◆ TASK GOAL: Scan the entries below for the word "title" and copy every line in which it occurs.

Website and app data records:
=== Begin Enclosure ===
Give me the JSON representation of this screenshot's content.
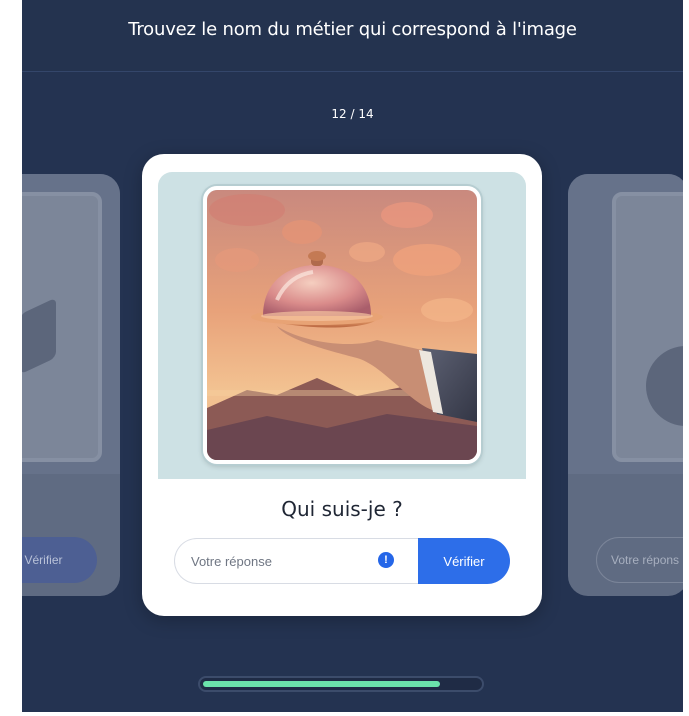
{
  "header": {
    "title": "Trouvez le nom du métier qui correspond à l'image"
  },
  "quiz": {
    "counter": "12 / 14",
    "current": 12,
    "total": 14,
    "progress_fraction": 0.86
  },
  "card": {
    "title": "Qui suis-je ?",
    "answer_placeholder": "Votre réponse",
    "verify_label": "Vérifier",
    "hint_icon": "info-icon"
  },
  "side_cards": {
    "left_verify_label": "Vérifier",
    "right_input_placeholder": "Votre répons"
  },
  "colors": {
    "background": "#243351",
    "accent": "#2d6ee9",
    "progress": "#6be3ab"
  }
}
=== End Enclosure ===
◆ FINISHED EXERCISE:
    "title": "Trouvez le nom du métier qui correspond à l'image"
    "title": "Qui suis-je ?",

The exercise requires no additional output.